Be sure to read Laura’s reflection on the experience at the bottom of this post and video.
Last week I had the chance to head into a 5th grade homeroom teacher’s class for an hour of learning. Teacher and Digital Teacher at ASFM, Laura Blanco, had informed me that she was going to be using a few new tools she had not tried out with students before. While she was not asking for help by any means, and was simply sharing this information… I invited myself into her room anyway out of sheer intrigue with what she had described. Luckily, she accepted.
One day prior to this experience Laura first heard about the creation tool ThingLink (upload an image and add links to text, images, and video, then share) in a DT meeting. Just over 24 hours later she decided to try implementing the tool into a lesson with 20 fifth graders. That was the first thing that excited me. Laura had no fear about trying out something completely new to her. She recognized that if the tool proved unsuccessful, she would learn from the experience and either adapt, try again, or accept that this was not the appropriate tool for the lesson.
After creating the ThingLink, Laura then embedded the image into her class Edmodo site for easy sharing and access for her students. Within just a few weeks of school starting, Laura’s students know their Edmodo page is a place to consume, create, and share content.
The ThingLink contained screen cast tutorials (using Screencast-O-Matic), made by Laura, which linked to directions for her students to follow. These directions could be paused, repeated, or fast forwarded so the students were able to learn at a pace that was suitable to their needs.
With the teacher creation and student consumption complete, it was now time for students to begin creating.
Students used the tutorials to create slides in the Explain Everything iPad app- for the creation of their own math tutorials. Based on the results from students’ math assessments, they were assigned a math problem they had mastered, and were asked to solve/record a problem and describe their thought process or steps for completing the problem along the way.
The next step in this project is to go even further. The tutorials the students created will be shared and uploaded into ALEKS (a web based, individualized, and adaptive math program). The videos will be available as a resource for other students to use when they reach a problem of the same skill level they do not know how to answer. These tutorials will act as support for other students with their learning.
Two final pieces about Laura’s implementation of technology caught my eye- beyond being a risk taker, flexible and a problem solver. First, throughout the hour, the focus was never on the technology tool. Sure, there were some nuts and bolts in the beginning of the lesson, but the primary focus was on the learning and development of 21st century skills in her students. Technology did not get in the way or become the star of the hour, student learning was clearly the focus, and technology just provided a means to that outcome. The second, and final, piece, was that students were provided with an authentic situation for the development of these tutorials. Students will witness the direct implementation of the videos, and watch how their own planning, collaborating, creative thinking, and creating are able to help others with their learning.
Laura’s reflection on the experience:
Creating the videos had two main benefits. First, as the students created the tutorials and tried to figure out how to best explain a concept, they deepened their understanding of it. The second benefit was having these tutorials available for other students to learn from.
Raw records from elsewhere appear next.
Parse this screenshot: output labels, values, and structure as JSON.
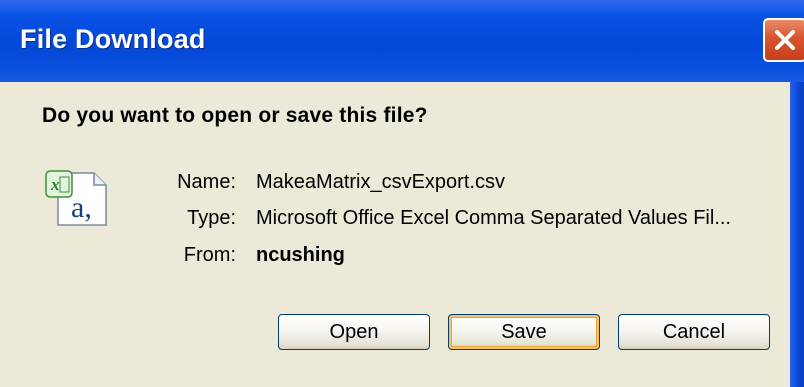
{
  "window": {
    "title": "File Download",
    "close_icon": "close-x-icon"
  },
  "dialog": {
    "question": "Do you want to open or save this file?",
    "file_icon": "excel-csv-file-icon",
    "name_label": "Name:",
    "name_value": "MakeaMatrix_csvExport.csv",
    "type_label": "Type:",
    "type_value": "Microsoft Office Excel Comma Separated Values Fil...",
    "from_label": "From:",
    "from_value": "ncushing"
  },
  "buttons": {
    "open_label": "Open",
    "save_label": "Save",
    "cancel_label": "Cancel"
  },
  "colors": {
    "titlebar": "#0348d8",
    "client_bg": "#ece9d8",
    "close_button": "#d9532e",
    "default_button_highlight": "#f7c26a"
  }
}
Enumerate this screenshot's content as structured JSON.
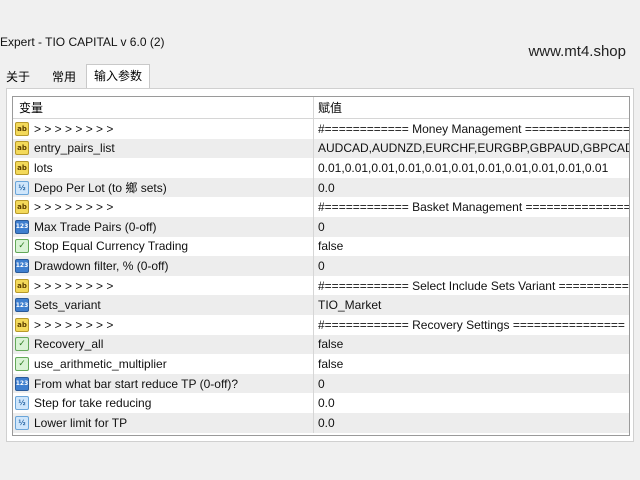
{
  "window": {
    "title": "Expert - TIO CAPITAL v 6.0 (2)",
    "watermark": "www.mt4.shop"
  },
  "tabs": [
    {
      "label": "关于"
    },
    {
      "label": "常用"
    },
    {
      "label": "输入参数"
    }
  ],
  "table": {
    "headers": {
      "name": "变量",
      "value": "赋值"
    },
    "rows": [
      {
        "icon": "ab",
        "name": ">  >  >  >  >  >  >  >",
        "value": "#============ Money Management ================",
        "shaded": false
      },
      {
        "icon": "ab",
        "name": "entry_pairs_list",
        "value": "AUDCAD,AUDNZD,EURCHF,EURGBP,GBPAUD,GBPCAD",
        "shaded": true
      },
      {
        "icon": "ab",
        "name": "lots",
        "value": "0.01,0.01,0.01,0.01,0.01,0.01,0.01,0.01,0.01,0.01,0.01",
        "shaded": false
      },
      {
        "icon": "half",
        "name": "Depo Per Lot (to 鄉 sets)",
        "value": "0.0",
        "shaded": true
      },
      {
        "icon": "ab",
        "name": ">  >  >  >  >  >  >  >",
        "value": "#============ Basket Management ================",
        "shaded": false
      },
      {
        "icon": "num",
        "name": "Max Trade Pairs (0-off)",
        "value": "0",
        "shaded": true
      },
      {
        "icon": "bool",
        "name": "Stop Equal Currency Trading",
        "value": "false",
        "shaded": false
      },
      {
        "icon": "num",
        "name": "Drawdown filter, % (0-off)",
        "value": "0",
        "shaded": true
      },
      {
        "icon": "ab",
        "name": ">  >  >  >  >  >  >  >",
        "value": "#============ Select Include Sets Variant ============",
        "shaded": false
      },
      {
        "icon": "num",
        "name": "Sets_variant",
        "value": "TIO_Market",
        "shaded": true
      },
      {
        "icon": "ab",
        "name": ">  >  >  >  >  >  >  >",
        "value": "#============ Recovery Settings ================",
        "shaded": false
      },
      {
        "icon": "bool",
        "name": "Recovery_all",
        "value": "false",
        "shaded": true
      },
      {
        "icon": "bool",
        "name": "use_arithmetic_multiplier",
        "value": "false",
        "shaded": false
      },
      {
        "icon": "num",
        "name": "From what bar start reduce TP (0-off)?",
        "value": "0",
        "shaded": true
      },
      {
        "icon": "half",
        "name": "Step for take reducing",
        "value": "0.0",
        "shaded": false
      },
      {
        "icon": "half",
        "name": "Lower limit for TP",
        "value": "0.0",
        "shaded": true
      }
    ]
  }
}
I knew that the students in my class were in different places with their knowledge and their comfort in using the app and I also knew that some of the math concepts they would be explaining were more difficult than others and some students would need to review first.
I decided that the best way to do this was to design a way for each student to be able to get the tools they need and work at their own pace. As I was planning this, I became more and more interested in seeing how much the students could figure out and problem solve on their own when given a few resources as a starting point. I wanted students to be able to realize their own ability to figure things out, teach themselves through trial and error, and search for answers and tutorials online. Our students have so much technology available, both at school and at home, but sometimes they still fail to recognize that they have a powerful tool right in front of them that can give them all the information they want!
Thinglink provided a great platform to give the students a starting point for this work. I created an image with the instructions and added the resources as links on top of the image. Each student had a laptop to access the Thinglink image and to research and an iPad to execute their video.
Students could use the resources I gave them if they felt like they needed them, or find others on their own. Some students felt comfortable with Explain Everything, so they jumped straight to the Math, while other students watched the entire tutorial, and followed along on their iPads to familiarize themselves with the tool before starting.
This activity was asking a lot from the students. They had to learn about the app, review the math concept, think of the best way to explain it and then plan and execute their video tutorials – and I challenged them to be as independent as possible. I was interested in seeing how much they could take on and how they could problem solve and figure things out on their own.
It was very exciting to watch them work as they figured out what their needs were and how they could find resources online to answer their questions (both for Math and technology). If they didn’t know how to add images on Explain Everything – they found a tutorial for that! If they needed to review partial products before doing their video, they looked it up! Part of the ‘challenge’ was for them to be very independent with this, both the math part and the technology, and the kids were able to go with it, recognize their needs, find answers to their questions and then create their own videos.